▶ **Records for the task**:
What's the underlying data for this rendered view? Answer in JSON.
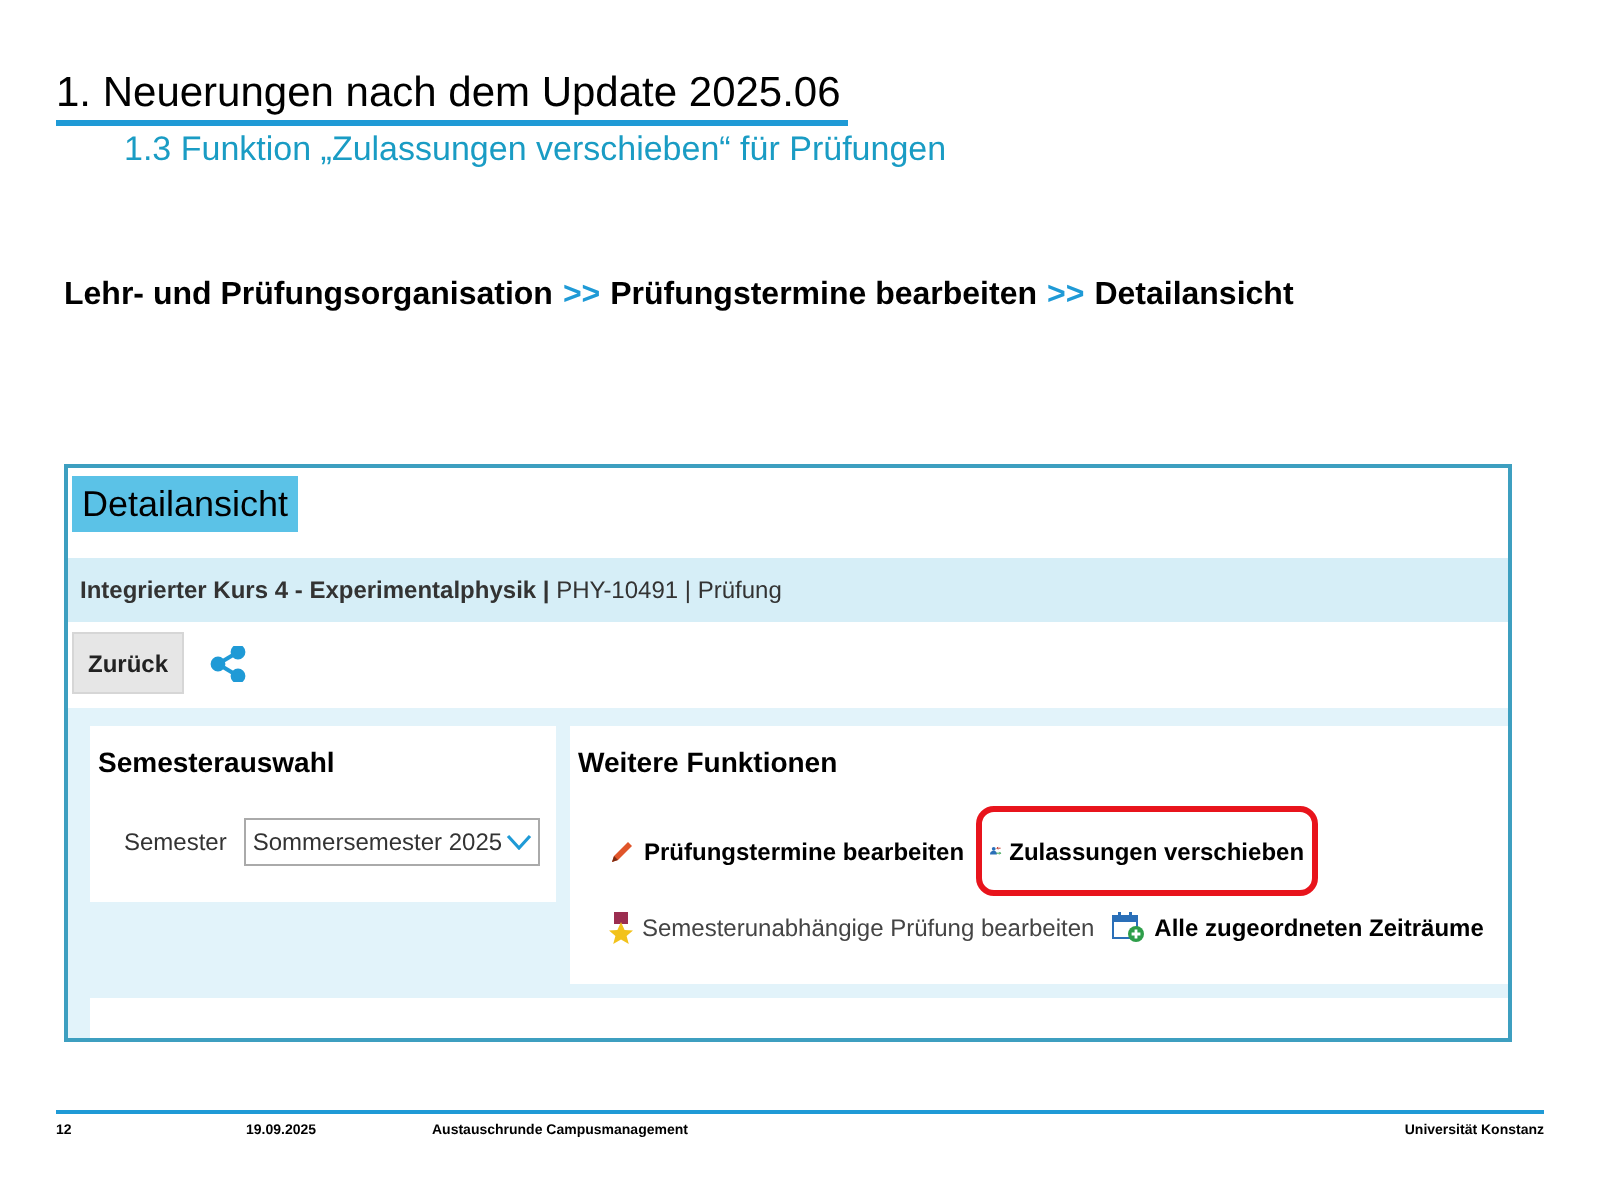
{
  "slide": {
    "title": "1. Neuerungen nach dem Update 2025.06",
    "subtitle": "1.3 Funktion „Zulassungen verschieben“ für Prüfungen"
  },
  "breadcrumb": [
    {
      "kind": "text",
      "label": "Lehr- und Prüfungsorganisation"
    },
    {
      "kind": "separator",
      "label": ">>"
    },
    {
      "kind": "text",
      "label": "Prüfungstermine bearbeiten"
    },
    {
      "kind": "separator",
      "label": ">>"
    },
    {
      "kind": "text",
      "label": "Detailansicht"
    }
  ],
  "screenshot": {
    "heading": "Detailansicht",
    "course": "**Integrierter Kurs 4 - Experimentalphysik |** PHY-10491 | Prüfung",
    "back_button": "Zurück",
    "semester_panel": {
      "title": "Semesterauswahl",
      "label": "Semester",
      "value": "Sommersemester 2025"
    },
    "functions_panel": {
      "title": "Weitere Funktionen",
      "rows": [
        [
          {
            "kind": "pencil",
            "label": "Prüfungstermine bearbeiten",
            "bold": true,
            "highlighted": false
          },
          {
            "kind": "transfer",
            "label": "Zulassungen verschieben",
            "bold": true,
            "highlighted": true
          }
        ],
        [
          {
            "kind": "award",
            "label": "Semesterunabhängige Prüfung bearbeiten",
            "bold": false,
            "highlighted": false
          },
          {
            "kind": "calendar",
            "label": "Alle zugeordneten Zeiträume",
            "bold": true,
            "highlighted": false
          }
        ]
      ]
    }
  },
  "footer": {
    "page": "12",
    "date": "19.09.2025",
    "event": "Austauschrunde Campusmanagement",
    "organization": "Universität Konstanz"
  }
}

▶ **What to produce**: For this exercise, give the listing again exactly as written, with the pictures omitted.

▶ **Your response**:
What's the underlying data for this rendered view? Answer in JSON.
{
  "slide": {
    "title": "1. Neuerungen nach dem Update 2025.06",
    "subtitle": "1.3 Funktion „Zulassungen verschieben“ für Prüfungen"
  },
  "breadcrumb": [
    {
      "kind": "text",
      "label": "Lehr- und Prüfungsorganisation"
    },
    {
      "kind": "separator",
      "label": ">>"
    },
    {
      "kind": "text",
      "label": "Prüfungstermine bearbeiten"
    },
    {
      "kind": "separator",
      "label": ">>"
    },
    {
      "kind": "text",
      "label": "Detailansicht"
    }
  ],
  "screenshot": {
    "heading": "Detailansicht",
    "course": "**Integrierter Kurs 4 - Experimentalphysik |** PHY-10491 | Prüfung",
    "back_button": "Zurück",
    "semester_panel": {
      "title": "Semesterauswahl",
      "label": "Semester",
      "value": "Sommersemester 2025"
    },
    "functions_panel": {
      "title": "Weitere Funktionen",
      "rows": [
        [
          {
            "kind": "pencil",
            "label": "Prüfungstermine bearbeiten",
            "bold": true,
            "highlighted": false
          },
          {
            "kind": "transfer",
            "label": "Zulassungen verschieben",
            "bold": true,
            "highlighted": true
          }
        ],
        [
          {
            "kind": "award",
            "label": "Semesterunabhängige Prüfung bearbeiten",
            "bold": false,
            "highlighted": false
          },
          {
            "kind": "calendar",
            "label": "Alle zugeordneten Zeiträume",
            "bold": true,
            "highlighted": false
          }
        ]
      ]
    }
  },
  "footer": {
    "page": "12",
    "date": "19.09.2025",
    "event": "Austauschrunde Campusmanagement",
    "organization": "Universität Konstanz"
  }
}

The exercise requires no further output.